Tuesday, February 2, 2010

Seed Starting 101

Now that it's late winter, spring is only around the corner, you may want to give your plants a head start, by starting seeds indoors. This is especially good for vegetables such as tomatoes, peppers, and eggplant. These crops should be started 6 to 8 weeks before the last frost. Starting your seeds early indoors is also good for many types of annuals and perennials, read the package instructions some plants need to be directly sown into the garden in spring, as they don't transplant well. Growing from seed is a cheap and economical way of growing many plants at a lower cost than buying starts at the nursery, as seeds are cheaper than buying already grown plants. Pick a Bright sunny area next to a window, that is warm, not drafty. You can also start seeds under florescent lights. I use a combination of the both.
First You will need some type of container to plant your seeds in, I prefer peat pots or pellets, as you can plant it directly into a pot or the ground outdoors, after the last frost, without disturbing the seedling's root system and the pot will just decompose.
Second get a good seed starting mix, if you use peat pellets you don't need this, as the pellets are made of seed starting medium.
Then you want to plant your seeds plant 2 seeds per cell, peat pellet, or peat pot. For small seeds just sprinkle on top of the planting medium and lightly press into the soil do NOT bury them , larger seeds need to be pressed into the soil more, slightly below the surface. Keep moist, I spray mine with water using a spray water bottle once every other day or so, you just have to check and see what the moisture level is like, you don't want it to dry out and you don't want it too wet either as this will kill the seedlings and or cause mold. Thin seedlings out after the begin to grow, remove the smaller seedling by breaking its stem, being careful not to disturb the roots of the larger seedling, this ensures that the larger seedling will grow healthy and strong. Read your seed packets or do research in book and or online before you plant your seeds some type of plants do better directly sown outdoors, as the do not like their root systems disturbed.
After your seedlings are a few weeks old and the last frost has passed you can move your seedlings outdoors, harden them off by placing them outside on cloudy days or in a shady spot, this helps let the seedlings adjust to growing outdoors, and so they don't get sunburned. Then you can transplant your seedlings into the ground or a larger container, when container gardening use an appropriately sized container with good drainage, only use potting mix, do not use potting soil or garden soil as these soils are to heavy and with hold to much water killing your plants, and garden soil may contain weed seeds. With these tips you should be able to grow many healthy plants from seed. Happy Gardening

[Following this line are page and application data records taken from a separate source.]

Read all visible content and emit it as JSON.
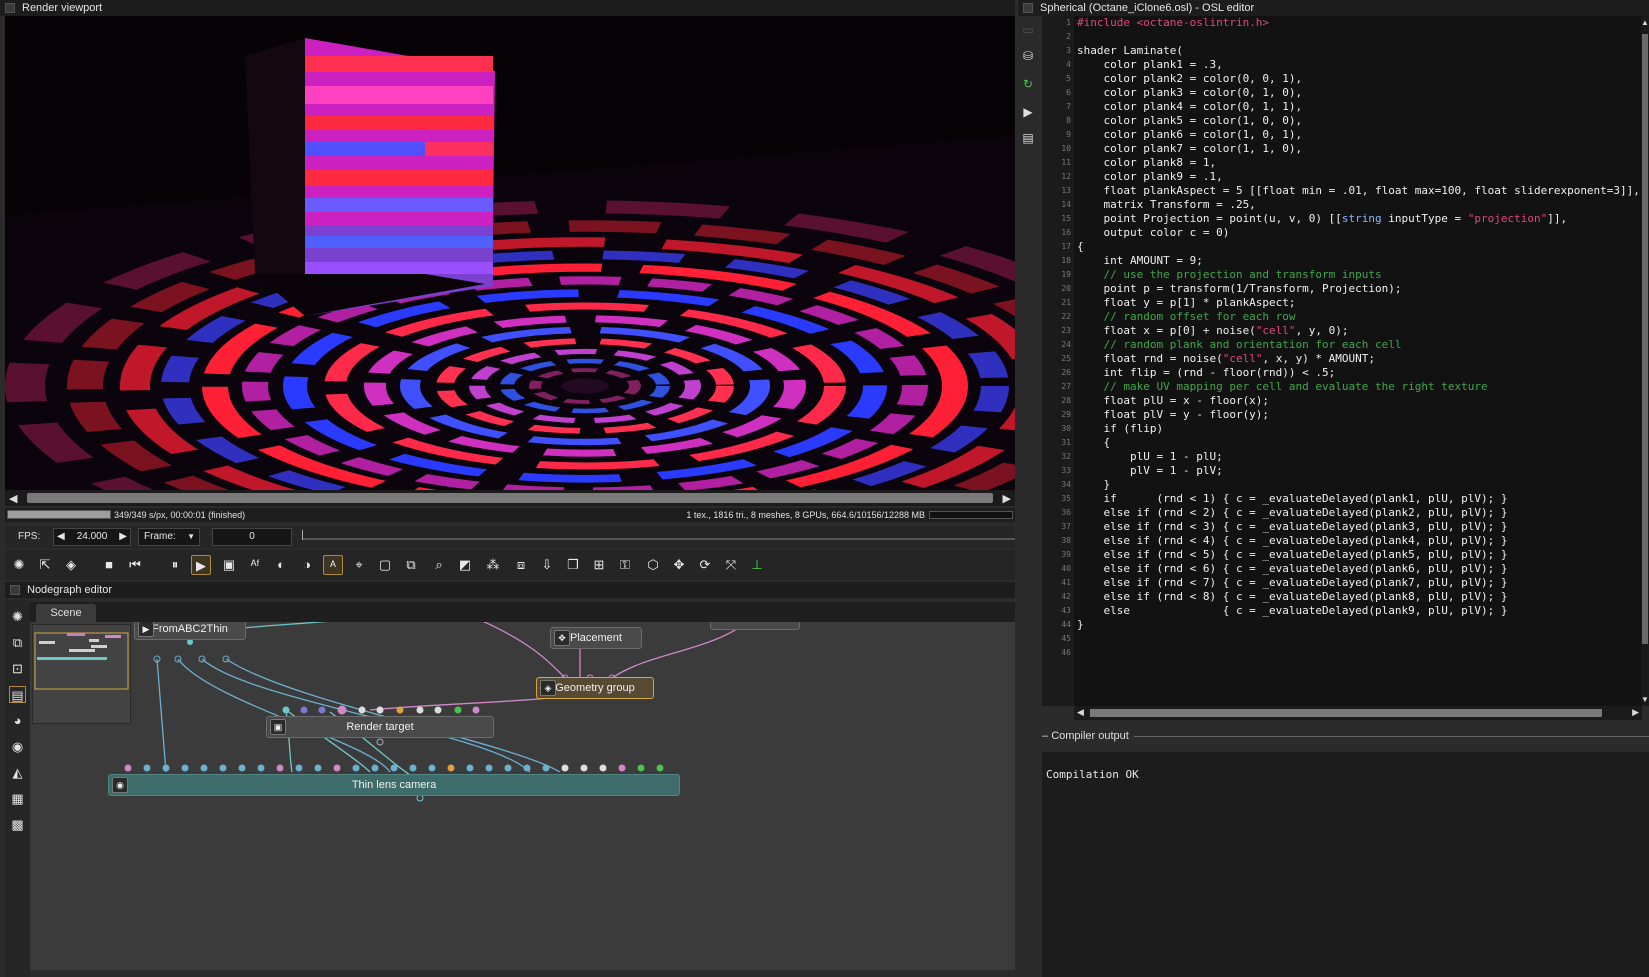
{
  "viewport": {
    "title": "Render viewport",
    "status_left": "349/349 s/px, 00:00:01 (finished)",
    "status_right": "1 tex., 1816 tri., 8 meshes, 8 GPUs, 664.6/10156/12288 MB",
    "progress": 1.0
  },
  "playback": {
    "fps_label": "FPS:",
    "fps_value": "24.000",
    "frame_label": "Frame:",
    "frame_value": "0"
  },
  "nodegraph": {
    "title": "Nodegraph editor",
    "tab": "Scene",
    "nodes": {
      "placement": "Placement",
      "fromabc": "FromABC2Thin",
      "geometry_group": "Geometry group",
      "render_target": "Render target",
      "camera": "Thin lens camera"
    }
  },
  "osl": {
    "title": "Spherical (Octane_iClone6.osl) - OSL editor",
    "line_numbers": [
      "1",
      "2",
      "3",
      "4",
      "5",
      "6",
      "7",
      "8",
      "9",
      "10",
      "11",
      "12",
      "13",
      "14",
      "15",
      "16",
      "17",
      "18",
      "19",
      "20",
      "21",
      "22",
      "23",
      "24",
      "25",
      "26",
      "27",
      "28",
      "29",
      "30",
      "31",
      "32",
      "33",
      "34",
      "35",
      "36",
      "37",
      "38",
      "39",
      "40",
      "41",
      "42",
      "43",
      "44",
      "45",
      "46"
    ],
    "lines": [
      "#include <octane-oslintrin.h>",
      "",
      "shader Laminate(",
      "    color plank1 = .3,",
      "    color plank2 = color(0, 0, 1),",
      "    color plank3 = color(0, 1, 0),",
      "    color plank4 = color(0, 1, 1),",
      "    color plank5 = color(1, 0, 0),",
      "    color plank6 = color(1, 0, 1),",
      "    color plank7 = color(1, 1, 0),",
      "    color plank8 = 1,",
      "    color plank9 = .1,",
      "    float plankAspect = 5 [[float min = .01, float max=100, float sliderexponent=3]],",
      "    matrix Transform = .25,",
      "    point Projection = point(u, v, 0) [[string inputType = \"projection\"]],",
      "    output color c = 0)",
      "{",
      "    int AMOUNT = 9;",
      "    // use the projection and transform inputs",
      "    point p = transform(1/Transform, Projection);",
      "    float y = p[1] * plankAspect;",
      "    // random offset for each row",
      "    float x = p[0] + noise(\"cell\", y, 0);",
      "    // random plank and orientation for each cell",
      "    float rnd = noise(\"cell\", x, y) * AMOUNT;",
      "    int flip = (rnd - floor(rnd)) < .5;",
      "    // make UV mapping per cell and evaluate the right texture",
      "    float plU = x - floor(x);",
      "    float plV = y - floor(y);",
      "    if (flip)",
      "    {",
      "        plU = 1 - plU;",
      "        plV = 1 - plV;",
      "    }",
      "    if      (rnd < 1) { c = _evaluateDelayed(plank1, plU, plV); }",
      "    else if (rnd < 2) { c = _evaluateDelayed(plank2, plU, plV); }",
      "    else if (rnd < 3) { c = _evaluateDelayed(plank3, plU, plV); }",
      "    else if (rnd < 4) { c = _evaluateDelayed(plank4, plU, plV); }",
      "    else if (rnd < 5) { c = _evaluateDelayed(plank5, plU, plV); }",
      "    else if (rnd < 6) { c = _evaluateDelayed(plank6, plU, plV); }",
      "    else if (rnd < 7) { c = _evaluateDelayed(plank7, plU, plV); }",
      "    else if (rnd < 8) { c = _evaluateDelayed(plank8, plU, plV); }",
      "    else              { c = _evaluateDelayed(plank9, plU, plV); }",
      "}",
      "",
      ""
    ]
  },
  "compiler": {
    "title": "Compiler output",
    "output": "Compilation OK"
  },
  "colors": {
    "accent_select": "#d7a640",
    "comment": "#3ea84a",
    "string": "#e0487b",
    "camera_node": "#3e6c6a"
  }
}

Wednesday, January 27, 2010

Garden Planning 2010/Intro

So I have been kind of planning my garden for spring. I tend to spend all winter thinking about what I should grow next year when spring rolls around. When I first started gardening I was interested mainly in flowers, but now I have decided since like last year I would dive into the world of Vegetables, which I am still learning about from books and experience. There is nothing more rewarding than growing your own food, and its very practical and economical with todays rising food prices. Plus home grown veggies taste better than most of the ones you buy at the supermarket. There is just one issue I am a busy college student I live at home. I have land I could use to plant a large vegetable garden but I just don't have time to carry water out there and weed the darn thing.
To combat these issues iv decided I will grow all my veggies in large pots. I have had some luck so far, in 2009 I grew eggplants, tomatoes, cucumbers, and zucchini. All grew fairly well in large pots, the zucchini however produced 2 zukes then the damn thing died, mainly due to the heat, and a bad infestation of squash bugs, and borers. I sprayed it but still within a few days the bugs were back. I don't have good luck with squash. I plan on this year using larger containers that will hold more water. I have seen some ideas on the net for making large self-watering containers out of rubbermaid storage bins. I will probably try this, and I hope I will get more production. This year I plan on growing zucchini, tomatoes, eggplant, cucumbers, radishes, lettuce, and maybe carrots. I am also going to try to grow broccoli I have never tried growing broccoli before, so that should be fun.
Anyway I will keep you updated on my garden and its progress. I plant on starting some seeds toward the end of February so watch for updates.